__Exercise requirements__
Look for the word "JSON" in the entries and copy every line where it shows up.

Interface dataset entries:
# # # # # # #

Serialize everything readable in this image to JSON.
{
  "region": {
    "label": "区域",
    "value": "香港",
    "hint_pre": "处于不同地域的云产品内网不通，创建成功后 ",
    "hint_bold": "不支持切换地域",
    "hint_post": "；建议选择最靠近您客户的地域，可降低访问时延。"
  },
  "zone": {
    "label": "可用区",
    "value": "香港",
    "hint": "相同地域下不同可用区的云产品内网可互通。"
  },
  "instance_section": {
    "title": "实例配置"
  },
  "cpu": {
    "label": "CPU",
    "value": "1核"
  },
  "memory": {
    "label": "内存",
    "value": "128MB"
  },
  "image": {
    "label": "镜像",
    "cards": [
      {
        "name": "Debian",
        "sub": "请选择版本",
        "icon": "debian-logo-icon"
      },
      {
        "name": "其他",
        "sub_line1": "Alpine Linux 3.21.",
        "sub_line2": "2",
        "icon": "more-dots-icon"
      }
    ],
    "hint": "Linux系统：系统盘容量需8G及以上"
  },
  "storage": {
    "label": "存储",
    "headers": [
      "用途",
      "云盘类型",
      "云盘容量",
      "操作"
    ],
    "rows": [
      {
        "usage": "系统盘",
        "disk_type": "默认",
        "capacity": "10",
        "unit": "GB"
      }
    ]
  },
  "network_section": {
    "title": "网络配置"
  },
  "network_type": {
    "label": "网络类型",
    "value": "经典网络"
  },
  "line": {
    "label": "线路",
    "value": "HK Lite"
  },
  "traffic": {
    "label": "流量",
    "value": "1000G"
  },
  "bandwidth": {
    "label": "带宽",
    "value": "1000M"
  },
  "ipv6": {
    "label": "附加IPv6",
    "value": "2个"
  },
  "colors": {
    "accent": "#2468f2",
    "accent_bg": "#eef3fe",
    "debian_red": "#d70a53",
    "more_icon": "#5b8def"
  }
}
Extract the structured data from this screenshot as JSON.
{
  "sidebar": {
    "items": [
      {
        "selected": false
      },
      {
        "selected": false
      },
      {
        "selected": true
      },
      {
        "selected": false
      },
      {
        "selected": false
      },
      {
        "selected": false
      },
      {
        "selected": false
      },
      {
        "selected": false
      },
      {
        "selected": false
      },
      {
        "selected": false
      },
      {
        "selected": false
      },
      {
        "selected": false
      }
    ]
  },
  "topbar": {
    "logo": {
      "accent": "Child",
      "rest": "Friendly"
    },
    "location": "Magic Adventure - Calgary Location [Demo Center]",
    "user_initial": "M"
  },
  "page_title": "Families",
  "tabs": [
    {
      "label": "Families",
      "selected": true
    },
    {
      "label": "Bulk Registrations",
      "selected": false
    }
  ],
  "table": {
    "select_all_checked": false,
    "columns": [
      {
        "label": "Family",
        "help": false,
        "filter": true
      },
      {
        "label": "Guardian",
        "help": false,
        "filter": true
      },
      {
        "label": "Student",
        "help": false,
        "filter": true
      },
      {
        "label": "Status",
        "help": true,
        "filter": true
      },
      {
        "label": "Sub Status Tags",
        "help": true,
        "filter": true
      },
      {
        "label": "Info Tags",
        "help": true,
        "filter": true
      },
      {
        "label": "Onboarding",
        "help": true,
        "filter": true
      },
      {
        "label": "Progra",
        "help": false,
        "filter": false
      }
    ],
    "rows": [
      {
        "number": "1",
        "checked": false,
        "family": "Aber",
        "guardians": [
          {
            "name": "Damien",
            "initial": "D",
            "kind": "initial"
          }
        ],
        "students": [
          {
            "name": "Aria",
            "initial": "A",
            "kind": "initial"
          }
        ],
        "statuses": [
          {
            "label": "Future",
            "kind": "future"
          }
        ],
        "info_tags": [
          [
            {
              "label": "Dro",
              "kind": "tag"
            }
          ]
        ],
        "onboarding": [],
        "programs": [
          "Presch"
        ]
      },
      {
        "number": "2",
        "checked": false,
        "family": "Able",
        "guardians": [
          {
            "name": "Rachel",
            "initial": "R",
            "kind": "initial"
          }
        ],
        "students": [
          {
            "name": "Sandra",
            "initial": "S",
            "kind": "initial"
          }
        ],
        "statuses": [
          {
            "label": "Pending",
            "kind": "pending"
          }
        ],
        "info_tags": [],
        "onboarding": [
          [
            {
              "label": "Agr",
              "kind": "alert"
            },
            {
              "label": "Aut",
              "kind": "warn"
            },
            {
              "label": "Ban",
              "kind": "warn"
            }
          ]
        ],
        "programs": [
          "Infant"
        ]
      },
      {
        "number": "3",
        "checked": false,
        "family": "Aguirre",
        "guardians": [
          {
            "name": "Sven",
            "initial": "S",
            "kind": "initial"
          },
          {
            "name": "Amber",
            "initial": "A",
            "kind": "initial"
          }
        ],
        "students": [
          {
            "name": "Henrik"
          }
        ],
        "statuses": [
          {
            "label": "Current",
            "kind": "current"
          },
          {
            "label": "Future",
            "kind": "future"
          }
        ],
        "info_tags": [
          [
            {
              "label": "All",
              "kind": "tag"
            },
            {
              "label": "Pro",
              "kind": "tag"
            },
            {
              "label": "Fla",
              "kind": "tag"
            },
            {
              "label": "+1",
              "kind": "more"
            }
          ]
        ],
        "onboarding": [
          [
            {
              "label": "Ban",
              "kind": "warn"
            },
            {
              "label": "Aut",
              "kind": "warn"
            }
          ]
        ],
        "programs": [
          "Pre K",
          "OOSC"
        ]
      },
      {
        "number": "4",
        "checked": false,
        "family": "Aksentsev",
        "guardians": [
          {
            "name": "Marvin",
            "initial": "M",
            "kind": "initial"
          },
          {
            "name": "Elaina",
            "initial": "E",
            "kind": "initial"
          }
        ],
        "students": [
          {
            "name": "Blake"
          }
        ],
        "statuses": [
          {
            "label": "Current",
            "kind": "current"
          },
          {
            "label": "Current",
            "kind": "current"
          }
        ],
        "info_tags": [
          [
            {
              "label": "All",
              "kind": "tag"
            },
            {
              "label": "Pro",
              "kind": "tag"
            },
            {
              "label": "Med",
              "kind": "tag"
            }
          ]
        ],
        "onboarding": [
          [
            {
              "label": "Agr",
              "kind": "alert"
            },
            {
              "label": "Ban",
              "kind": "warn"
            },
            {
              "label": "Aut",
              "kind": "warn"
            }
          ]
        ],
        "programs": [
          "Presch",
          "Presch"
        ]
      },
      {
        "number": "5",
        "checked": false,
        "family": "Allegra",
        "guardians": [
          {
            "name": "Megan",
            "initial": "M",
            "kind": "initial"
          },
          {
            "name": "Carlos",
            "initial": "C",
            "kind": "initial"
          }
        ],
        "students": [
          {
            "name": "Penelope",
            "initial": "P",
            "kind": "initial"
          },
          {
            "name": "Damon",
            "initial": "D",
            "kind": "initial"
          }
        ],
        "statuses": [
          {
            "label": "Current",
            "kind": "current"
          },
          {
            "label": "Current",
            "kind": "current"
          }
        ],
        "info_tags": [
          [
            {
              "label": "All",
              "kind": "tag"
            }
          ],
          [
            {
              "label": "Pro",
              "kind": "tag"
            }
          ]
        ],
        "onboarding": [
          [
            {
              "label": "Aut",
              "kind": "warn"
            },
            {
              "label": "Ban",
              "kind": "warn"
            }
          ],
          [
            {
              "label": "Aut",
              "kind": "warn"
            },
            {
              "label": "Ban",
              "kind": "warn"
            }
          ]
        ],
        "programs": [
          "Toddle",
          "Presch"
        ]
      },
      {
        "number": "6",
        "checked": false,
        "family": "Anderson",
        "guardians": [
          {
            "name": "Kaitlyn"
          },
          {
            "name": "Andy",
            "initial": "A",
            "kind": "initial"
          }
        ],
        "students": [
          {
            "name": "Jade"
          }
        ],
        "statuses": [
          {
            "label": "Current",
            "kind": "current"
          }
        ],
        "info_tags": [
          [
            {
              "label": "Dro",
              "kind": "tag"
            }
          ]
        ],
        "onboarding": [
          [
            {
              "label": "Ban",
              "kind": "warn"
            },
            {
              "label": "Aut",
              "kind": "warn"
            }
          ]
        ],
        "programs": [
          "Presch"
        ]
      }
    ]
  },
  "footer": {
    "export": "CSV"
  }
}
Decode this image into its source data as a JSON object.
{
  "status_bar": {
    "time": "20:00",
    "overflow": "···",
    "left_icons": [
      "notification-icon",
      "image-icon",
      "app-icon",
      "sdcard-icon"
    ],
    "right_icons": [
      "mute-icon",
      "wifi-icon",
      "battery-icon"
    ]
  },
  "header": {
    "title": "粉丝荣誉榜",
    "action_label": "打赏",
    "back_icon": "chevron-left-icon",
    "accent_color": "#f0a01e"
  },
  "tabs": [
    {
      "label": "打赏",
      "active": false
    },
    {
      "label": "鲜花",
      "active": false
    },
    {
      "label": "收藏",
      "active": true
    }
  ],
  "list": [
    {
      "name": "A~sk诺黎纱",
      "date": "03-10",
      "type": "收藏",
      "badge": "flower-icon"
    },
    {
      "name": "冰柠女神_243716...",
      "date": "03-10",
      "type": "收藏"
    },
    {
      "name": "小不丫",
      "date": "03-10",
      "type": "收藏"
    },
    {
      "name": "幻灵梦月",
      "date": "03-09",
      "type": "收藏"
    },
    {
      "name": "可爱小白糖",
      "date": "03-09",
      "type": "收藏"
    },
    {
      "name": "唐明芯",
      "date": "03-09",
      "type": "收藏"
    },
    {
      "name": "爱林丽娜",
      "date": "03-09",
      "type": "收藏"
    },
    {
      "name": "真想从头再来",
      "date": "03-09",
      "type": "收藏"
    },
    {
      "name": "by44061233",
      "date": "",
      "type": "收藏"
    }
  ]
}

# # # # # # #

__Output for this task__
Serialize everything readable in this image to JSON.
Extract the structured data from this screenshot as JSON.
Decode this image into its source data as a JSON object.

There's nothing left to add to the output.